Man the Reality or Man the Ideal?
“…the face of a man often hinders people not practiced in love, from loving him. But yet there’s a great deal of love in mankind, an almost Christ-like love. I know that myself, Ivan.”
“Well, I know nothing of it so far, and can’t understand it, and the mass of mankind are with me there.”
The context of these lines, taken from Fyodor Dostoyevsky’s Brothers Karamazov, is a conversation between Ivan, the elder, intellectual brother, and Aloysha, the younger and by far the most piously-inclined of the Karamazovs. Ivan is speaking of his despair at the condition of the world: man is selfish, violent, and nigh diabolical in his actions. He says that he would love humanity could he but love a human being. Is this illness not everywhere amongst men? “Philanthropy” is taken to mean the love of mankind, and indeed, the majority of works that people perform today in an effort to be charitable are philanthropic in nature. Largely, these actions involve giving donations to some organization which then takes on the responsibility of distributing these donations, so that donator never need meet the recipient.

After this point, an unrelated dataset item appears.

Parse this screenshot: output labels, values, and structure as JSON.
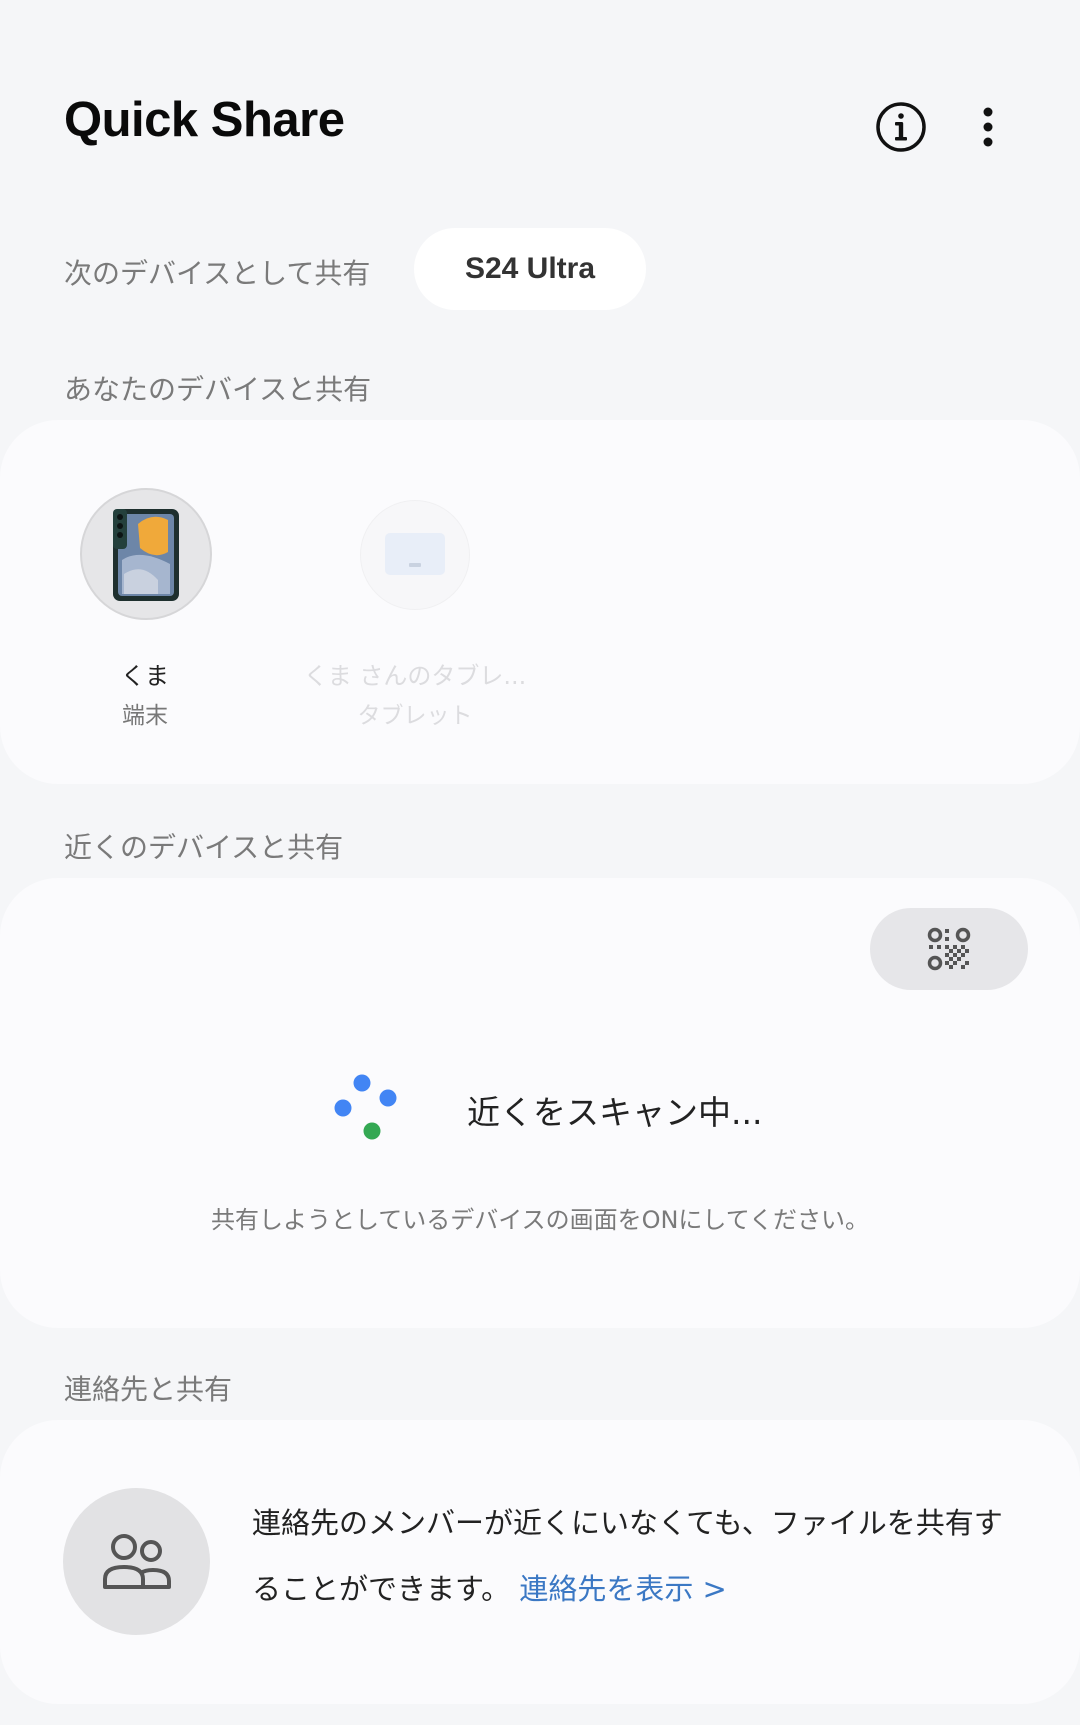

Alternatively, the progressive take on the advancement of biological manipulation technologies is that by enabling man to alter himself – truthfully, enabling one man to alter another to the whims of the former – man will be bettered; that such is an act of love towards all mankind, as that which ensures better quality of life. The deformed can be normal, down-syndrome will never occur again, black hair can be brown and brown hair can be red; brown eyes can be blue!
What does that say about the individual man? Certainly it says bundles, though bundles which ought to be philosophically examined and considered, about mankind and his potential; but mankind is composed of men – and what such a desire for biological manipulation suggests is that men are inadequate. Forget any questions about whether or not man ought to augment himself if capable; he can be made better. Cloned, designer babies are soon to be available at your local Wal-Mart in the “Scientific & Medical Abominations” section. Particularly is this frightening in light of Barack Obama’s recent dismissal of the President’s Council on Bioethics, replacing them with those who offer “practical policy options.”
The reduction of man’s essence to one of materialistic principle is a sad and ultimately not very interesting story (though one which everyone ought to know). Needless to say, man having been thus reduced, it is little wonder that misguided “philanthropists,” those supposedly selfless lovers of an abstraction, are hell-bent upon improving mankind; not realizing that whatever “mankind” is, man is a spiritual being above and beyond any improvement which may be made through genetic alteration. That is why hating him, despising him, loathing his actions and the actuality of his existence, is so very easy: man ought to be better, man’s actions ought to be higher than the bestial.
Such is why man, as an individual, needs that “almost Christ-like love”: to love another a man, as an individual. From a materialistic perspective, it makes no sense: the animals of the world act in no way so as to preserve individuals, but only species. Yet man – every man is worth more than all of “mankind,” every individual infinitely more important than the society or community from which he comes. It is something of a paradox, something innately recognized but not always explicitly acknowledged by men. How often do two or three or four men die in an attempt to save a single individual? Mathematically, that is, regarding that which numerically corresponds to material reality, it is absurd. Why several bodies for the sake of one? The answer is simple: men are not merely bodies. The act of a man who dies in an attempt to save another is, consciously or not, an act of that Christ-like love; an act that disregards the disreputable, disturbing face of man and looks instead into the soul of incomparable earthly dignity and worth.
“Greater love than this no man hath, that a man lay down his life for his friends.” John 15:13